March 27, 2014 /PRNewswire/ --
Architect, designer and MIT Professor Neri Oxman collaborates with Professor W Craig Carter and composer and MIT Professor Tod Machover to explore material properties and their spatial arrangement using Stratasys Objet500 Connex3 Color Multi-material 3D Printer
"Vocal Vibrations" exhibition opens at Le Laboratoire on March 28th2014Stratasys, Ltd. (Nasdaq: SSYS), a manufacturer of 3D printers and materials for personal use, prototyping, and production, today announced the debut of "Gemini", a two-part
chaiselongue designed by
Neri Oxman, Architect, Designer and Professor of Media, Arts and Science at
MIT, in collaboration with Professor
W. Craig Carter, Department of Materials Science and Engineering of
MIT, using Stratasys' new
Objet500 Connex3 Color Multi-material 3D Printer.
Conveying the relationship of twins in the womb through material properties and their spatial arrangement, Gemini combines both traditional and innovative manufacturing processes and will be unveiled tomorrow at the "Vocal Vibrations" exhibition at La Laboratoire in
Paris, France. You can follow the gala opening tonight on Twitter at #gemini.
The two piece cocoon-like structure combines subtractive and additive manufacturing and continues Oxman's exploration of the Objet500 Connex3 Color Multi-material 3D Printing technology which enables a variety of material properties and color combinations to be printed in a single build.

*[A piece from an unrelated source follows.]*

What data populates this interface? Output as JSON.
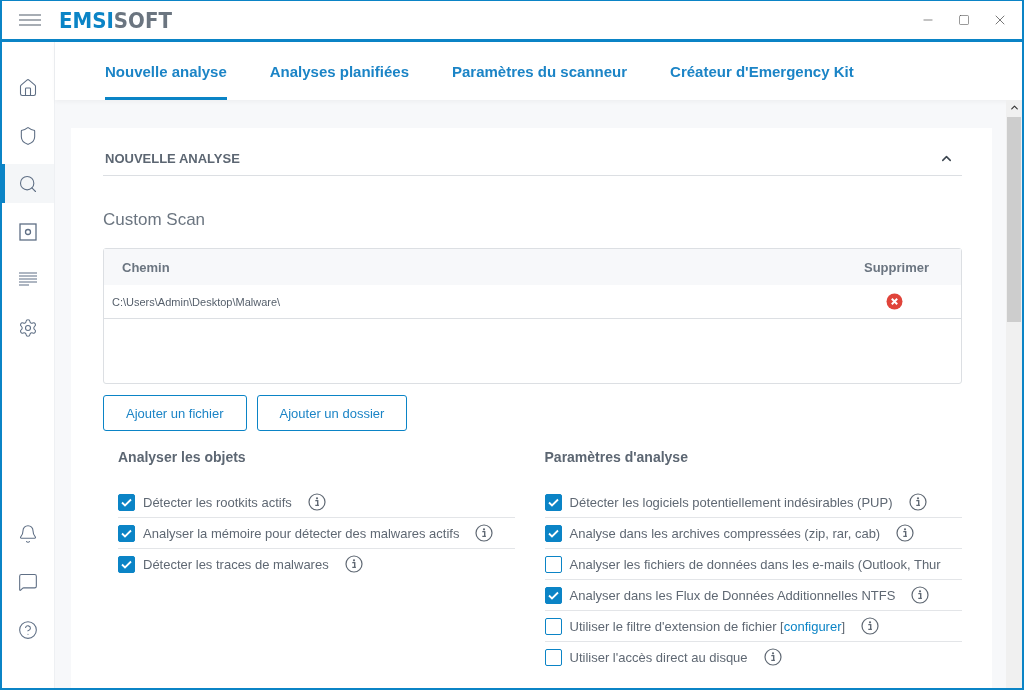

"The twin chaise spans multiple scales of the human existence extending from the warmth of the womb to the stretches of the Gemini zodiac in deep space. It recapitulates a human cosmos, our body, like the constellation, drifting in quiet space. Here the duality of nature is expressed through the combination of traditional materials and state-of-the-art 3D printing," says Oxman. "Stratasys' new multi-material color 3D printing capability has allowed me to create a rich dialog between sound and light, rigid and flexible, natural and man-made materials and high and low spatial frequencies in ways that were impossible until now."